_ACTIVITY_
The answer must restate the records below word for word.

(Dataset rows for apps and sites)
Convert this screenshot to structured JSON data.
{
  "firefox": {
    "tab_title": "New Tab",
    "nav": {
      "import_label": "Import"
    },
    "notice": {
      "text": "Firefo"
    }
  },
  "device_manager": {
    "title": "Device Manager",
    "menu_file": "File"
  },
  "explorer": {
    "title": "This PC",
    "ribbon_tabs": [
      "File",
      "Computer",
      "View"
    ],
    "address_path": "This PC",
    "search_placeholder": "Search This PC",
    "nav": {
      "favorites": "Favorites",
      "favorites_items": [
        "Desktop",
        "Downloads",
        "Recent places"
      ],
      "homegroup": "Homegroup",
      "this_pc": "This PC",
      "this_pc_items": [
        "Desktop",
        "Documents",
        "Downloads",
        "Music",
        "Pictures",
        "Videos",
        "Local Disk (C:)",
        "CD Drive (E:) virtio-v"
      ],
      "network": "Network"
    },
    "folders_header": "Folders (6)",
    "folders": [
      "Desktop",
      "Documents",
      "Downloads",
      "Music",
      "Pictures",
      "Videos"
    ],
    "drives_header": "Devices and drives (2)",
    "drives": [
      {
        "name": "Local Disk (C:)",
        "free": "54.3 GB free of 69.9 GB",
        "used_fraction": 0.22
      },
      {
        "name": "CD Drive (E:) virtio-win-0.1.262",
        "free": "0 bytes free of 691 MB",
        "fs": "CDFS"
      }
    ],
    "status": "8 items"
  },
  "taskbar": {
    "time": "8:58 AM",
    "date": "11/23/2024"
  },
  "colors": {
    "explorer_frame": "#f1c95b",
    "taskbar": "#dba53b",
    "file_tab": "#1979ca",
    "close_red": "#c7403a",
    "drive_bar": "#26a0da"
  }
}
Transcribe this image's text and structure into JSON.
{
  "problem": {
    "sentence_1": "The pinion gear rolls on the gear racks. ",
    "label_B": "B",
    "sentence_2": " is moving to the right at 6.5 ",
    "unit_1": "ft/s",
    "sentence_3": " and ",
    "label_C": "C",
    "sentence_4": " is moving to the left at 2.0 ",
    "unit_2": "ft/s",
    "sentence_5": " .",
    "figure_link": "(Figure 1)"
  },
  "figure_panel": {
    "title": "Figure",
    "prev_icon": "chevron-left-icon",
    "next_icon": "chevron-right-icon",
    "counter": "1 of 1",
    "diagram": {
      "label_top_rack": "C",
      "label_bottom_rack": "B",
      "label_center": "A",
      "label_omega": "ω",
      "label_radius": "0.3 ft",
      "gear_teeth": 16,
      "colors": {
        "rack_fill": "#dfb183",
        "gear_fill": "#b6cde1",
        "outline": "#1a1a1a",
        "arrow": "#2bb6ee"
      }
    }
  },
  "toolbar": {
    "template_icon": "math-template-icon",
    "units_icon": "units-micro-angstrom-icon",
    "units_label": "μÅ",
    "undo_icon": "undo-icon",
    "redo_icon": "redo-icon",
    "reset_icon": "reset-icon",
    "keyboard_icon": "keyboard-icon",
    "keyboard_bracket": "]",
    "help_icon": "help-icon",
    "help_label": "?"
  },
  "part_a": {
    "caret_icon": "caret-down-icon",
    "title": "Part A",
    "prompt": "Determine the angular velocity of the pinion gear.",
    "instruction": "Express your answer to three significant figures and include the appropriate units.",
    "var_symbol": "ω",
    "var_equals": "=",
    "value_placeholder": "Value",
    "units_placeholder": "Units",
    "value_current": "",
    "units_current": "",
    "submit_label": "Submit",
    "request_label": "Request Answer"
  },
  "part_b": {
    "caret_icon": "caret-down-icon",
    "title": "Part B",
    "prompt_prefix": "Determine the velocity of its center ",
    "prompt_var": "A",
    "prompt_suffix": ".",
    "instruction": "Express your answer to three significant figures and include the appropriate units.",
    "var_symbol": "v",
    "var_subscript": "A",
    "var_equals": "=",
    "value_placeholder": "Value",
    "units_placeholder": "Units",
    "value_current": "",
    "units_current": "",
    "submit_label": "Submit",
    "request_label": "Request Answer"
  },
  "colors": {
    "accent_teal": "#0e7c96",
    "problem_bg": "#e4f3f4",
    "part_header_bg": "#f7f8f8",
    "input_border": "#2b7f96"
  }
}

_EXERCISE RESPONSE_
Convert this screenshot to structured JSON data.
{
  "firefox": {
    "tab_title": "New Tab",
    "nav": {
      "import_label": "Import"
    },
    "notice": {
      "text": "Firefo"
    }
  },
  "device_manager": {
    "title": "Device Manager",
    "menu_file": "File"
  },
  "explorer": {
    "title": "This PC",
    "ribbon_tabs": [
      "File",
      "Computer",
      "View"
    ],
    "address_path": "This PC",
    "search_placeholder": "Search This PC",
    "nav": {
      "favorites": "Favorites",
      "favorites_items": [
        "Desktop",
        "Downloads",
        "Recent places"
      ],
      "homegroup": "Homegroup",
      "this_pc": "This PC",
      "this_pc_items": [
        "Desktop",
        "Documents",
        "Downloads",
        "Music",
        "Pictures",
        "Videos",
        "Local Disk (C:)",
        "CD Drive (E:) virtio-v"
      ],
      "network": "Network"
    },
    "folders_header": "Folders (6)",
    "folders": [
      "Desktop",
      "Documents",
      "Downloads",
      "Music",
      "Pictures",
      "Videos"
    ],
    "drives_header": "Devices and drives (2)",
    "drives": [
      {
        "name": "Local Disk (C:)",
        "free": "54.3 GB free of 69.9 GB",
        "used_fraction": 0.22
      },
      {
        "name": "CD Drive (E:) virtio-win-0.1.262",
        "free": "0 bytes free of 691 MB",
        "fs": "CDFS"
      }
    ],
    "status": "8 items"
  },
  "taskbar": {
    "time": "8:58 AM",
    "date": "11/23/2024"
  },
  "colors": {
    "explorer_frame": "#f1c95b",
    "taskbar": "#dba53b",
    "file_tab": "#1979ca",
    "close_red": "#c7403a",
    "drive_bar": "#26a0da"
  }
}
Transcribe this image's text and structure into JSON.
{
  "problem": {
    "sentence_1": "The pinion gear rolls on the gear racks. ",
    "label_B": "B",
    "sentence_2": " is moving to the right at 6.5 ",
    "unit_1": "ft/s",
    "sentence_3": " and ",
    "label_C": "C",
    "sentence_4": " is moving to the left at 2.0 ",
    "unit_2": "ft/s",
    "sentence_5": " .",
    "figure_link": "(Figure 1)"
  },
  "figure_panel": {
    "title": "Figure",
    "prev_icon": "chevron-left-icon",
    "next_icon": "chevron-right-icon",
    "counter": "1 of 1",
    "diagram": {
      "label_top_rack": "C",
      "label_bottom_rack": "B",
      "label_center": "A",
      "label_omega": "ω",
      "label_radius": "0.3 ft",
      "gear_teeth": 16,
      "colors": {
        "rack_fill": "#dfb183",
        "gear_fill": "#b6cde1",
        "outline": "#1a1a1a",
        "arrow": "#2bb6ee"
      }
    }
  },
  "toolbar": {
    "template_icon": "math-template-icon",
    "units_icon": "units-micro-angstrom-icon",
    "units_label": "μÅ",
    "undo_icon": "undo-icon",
    "redo_icon": "redo-icon",
    "reset_icon": "reset-icon",
    "keyboard_icon": "keyboard-icon",
    "keyboard_bracket": "]",
    "help_icon": "help-icon",
    "help_label": "?"
  },
  "part_a": {
    "caret_icon": "caret-down-icon",
    "title": "Part A",
    "prompt": "Determine the angular velocity of the pinion gear.",
    "instruction": "Express your answer to three significant figures and include the appropriate units.",
    "var_symbol": "ω",
    "var_equals": "=",
    "value_placeholder": "Value",
    "units_placeholder": "Units",
    "value_current": "",
    "units_current": "",
    "submit_label": "Submit",
    "request_label": "Request Answer"
  },
  "part_b": {
    "caret_icon": "caret-down-icon",
    "title": "Part B",
    "prompt_prefix": "Determine the velocity of its center ",
    "prompt_var": "A",
    "prompt_suffix": ".",
    "instruction": "Express your answer to three significant figures and include the appropriate units.",
    "var_symbol": "v",
    "var_subscript": "A",
    "var_equals": "=",
    "value_placeholder": "Value",
    "units_placeholder": "Units",
    "value_current": "",
    "units_current": "",
    "submit_label": "Submit",
    "request_label": "Request Answer"
  },
  "colors": {
    "accent_teal": "#0e7c96",
    "problem_bg": "#e4f3f4",
    "part_header_bg": "#f7f8f8",
    "input_border": "#2b7f96"
  }
}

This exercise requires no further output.